I recently attended an event led by an organization of young boys and girls aged 10-16 who share their musical talents with the elderly. This event, called “Movement”, took place at a nursing home in Beaverton Oregon. The young musicians played various classical pieces from Beethoven to Dvorak. When the event started, most of the seats in the room were empty, which I noticed with a little embarrassment for the musicians who were tuning their instruments in the hallways. Then, the cofounder of Movement delivered a short speech along with an introduction to the pieces that would be played.
As the first group began their playful duet by Mozart, the door creaked open and a few more people filed into the room, finding their seats quickly. I quietly watched the performances and the elderly people’s reactions. There were countless gasps in the audience at a particularly dramatic moment in the piece, and at the end of each musician’s performance,there was loud applause and even a few standing ovations. The people at the nursing home seemed surprisingly entertained, absolutely absorbed into the pieces. At the end of the event there was an earsplitting applause as the director of the nursing home stepped forward and gave the founders and the musicians of Movement an earnest word of thanks.
The elderly folk at the nursing home appeared to truly enjoy the event. I researched the effects of classical music on the senior citizens and found some interesting pieces of information. Various scientific studies directly related classical music to the health of the elderly. Music by composers such as Mozart seemed to have a correlation to the changes of waves in the brain, benefiting the memory of the senior listeners. In addition, there have been links between listening to Dvorak and high blood pressure. Interestingly enough, listening to classical music is recommended after heart surgeries, due to its maintaining blood pressure levels. Classical music is known to be calming and soothing to the elderly especially after surgeries, and is proved to significantly lower stress and bring about a peaceful feeling of happiness.
There is enough scientific evidence that there are benefits of classical music, though it sounds somewhat bizarre. Perhaps this is just another reason why classical music is so beloved and valued, even in our society today. Maybe the elderly folk at the nursing home
simply loved classical music because it was their favorite genre, or maybe it made them feel more relaxed and happy.

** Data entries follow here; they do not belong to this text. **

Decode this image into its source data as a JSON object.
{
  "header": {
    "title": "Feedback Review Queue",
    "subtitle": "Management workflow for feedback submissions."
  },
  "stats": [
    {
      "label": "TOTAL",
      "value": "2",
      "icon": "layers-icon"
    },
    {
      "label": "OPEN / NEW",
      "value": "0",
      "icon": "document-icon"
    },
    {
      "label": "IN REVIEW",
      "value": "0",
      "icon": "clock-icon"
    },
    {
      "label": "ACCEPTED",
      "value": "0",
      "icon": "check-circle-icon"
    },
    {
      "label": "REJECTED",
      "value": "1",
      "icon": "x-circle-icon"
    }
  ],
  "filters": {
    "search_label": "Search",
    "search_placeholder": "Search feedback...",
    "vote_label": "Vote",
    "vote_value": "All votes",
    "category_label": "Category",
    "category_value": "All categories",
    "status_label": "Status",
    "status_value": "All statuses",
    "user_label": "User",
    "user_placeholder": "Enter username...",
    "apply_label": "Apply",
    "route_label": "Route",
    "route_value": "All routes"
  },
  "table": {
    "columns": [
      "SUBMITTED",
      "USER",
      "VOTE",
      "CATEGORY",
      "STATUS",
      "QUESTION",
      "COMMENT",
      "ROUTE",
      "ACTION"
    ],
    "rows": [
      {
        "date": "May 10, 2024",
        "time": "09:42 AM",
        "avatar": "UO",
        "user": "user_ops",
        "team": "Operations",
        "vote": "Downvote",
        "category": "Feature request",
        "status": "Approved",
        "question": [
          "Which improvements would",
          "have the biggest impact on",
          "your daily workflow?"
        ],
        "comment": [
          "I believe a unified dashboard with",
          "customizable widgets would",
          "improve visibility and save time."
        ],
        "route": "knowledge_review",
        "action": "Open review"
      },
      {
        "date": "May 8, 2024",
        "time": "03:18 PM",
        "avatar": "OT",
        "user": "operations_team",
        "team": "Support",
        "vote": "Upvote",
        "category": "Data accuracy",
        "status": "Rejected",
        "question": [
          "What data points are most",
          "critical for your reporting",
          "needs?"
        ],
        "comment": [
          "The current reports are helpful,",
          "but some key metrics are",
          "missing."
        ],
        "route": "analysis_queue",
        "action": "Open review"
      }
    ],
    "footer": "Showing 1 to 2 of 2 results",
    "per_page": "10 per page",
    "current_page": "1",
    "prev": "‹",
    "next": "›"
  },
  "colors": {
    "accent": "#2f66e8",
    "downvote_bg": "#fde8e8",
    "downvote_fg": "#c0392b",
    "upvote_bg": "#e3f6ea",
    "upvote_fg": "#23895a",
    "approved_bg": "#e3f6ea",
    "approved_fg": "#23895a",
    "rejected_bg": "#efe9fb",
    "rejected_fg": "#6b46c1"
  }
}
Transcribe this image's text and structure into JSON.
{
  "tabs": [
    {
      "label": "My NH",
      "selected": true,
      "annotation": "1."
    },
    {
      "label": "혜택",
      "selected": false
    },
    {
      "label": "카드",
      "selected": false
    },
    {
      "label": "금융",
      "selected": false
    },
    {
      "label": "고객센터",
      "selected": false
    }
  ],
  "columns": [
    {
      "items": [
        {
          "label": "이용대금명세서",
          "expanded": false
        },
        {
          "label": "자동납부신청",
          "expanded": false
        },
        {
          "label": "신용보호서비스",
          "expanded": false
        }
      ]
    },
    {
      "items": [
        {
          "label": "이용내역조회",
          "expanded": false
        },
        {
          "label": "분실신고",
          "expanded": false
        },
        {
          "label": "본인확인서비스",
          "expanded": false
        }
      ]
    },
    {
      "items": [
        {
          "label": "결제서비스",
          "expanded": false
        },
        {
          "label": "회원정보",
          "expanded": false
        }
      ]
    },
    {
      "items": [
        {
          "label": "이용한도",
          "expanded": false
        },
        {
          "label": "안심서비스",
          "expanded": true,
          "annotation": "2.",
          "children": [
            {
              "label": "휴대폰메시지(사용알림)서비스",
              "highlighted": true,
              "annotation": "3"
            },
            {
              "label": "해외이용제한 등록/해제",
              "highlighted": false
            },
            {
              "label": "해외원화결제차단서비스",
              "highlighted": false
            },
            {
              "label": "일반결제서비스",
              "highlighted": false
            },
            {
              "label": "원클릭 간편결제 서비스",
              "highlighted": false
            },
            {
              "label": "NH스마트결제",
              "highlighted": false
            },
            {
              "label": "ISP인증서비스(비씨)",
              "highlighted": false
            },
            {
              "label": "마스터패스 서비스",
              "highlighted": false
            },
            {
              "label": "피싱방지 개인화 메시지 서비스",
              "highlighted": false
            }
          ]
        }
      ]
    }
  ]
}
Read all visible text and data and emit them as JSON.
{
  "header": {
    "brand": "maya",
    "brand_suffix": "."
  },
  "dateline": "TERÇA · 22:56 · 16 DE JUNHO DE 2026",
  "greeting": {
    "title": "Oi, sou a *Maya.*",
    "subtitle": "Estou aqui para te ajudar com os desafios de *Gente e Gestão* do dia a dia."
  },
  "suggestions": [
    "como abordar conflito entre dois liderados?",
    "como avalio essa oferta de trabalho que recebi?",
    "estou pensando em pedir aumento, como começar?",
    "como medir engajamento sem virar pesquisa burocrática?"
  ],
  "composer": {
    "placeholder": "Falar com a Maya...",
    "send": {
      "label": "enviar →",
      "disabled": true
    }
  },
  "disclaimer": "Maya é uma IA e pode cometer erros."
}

Either way, it was a beautiful experience to see all of those smiles at Movement and the display of the unique musical talents of the younger generation.
Elyse Nah, Grade 9
Sunset High School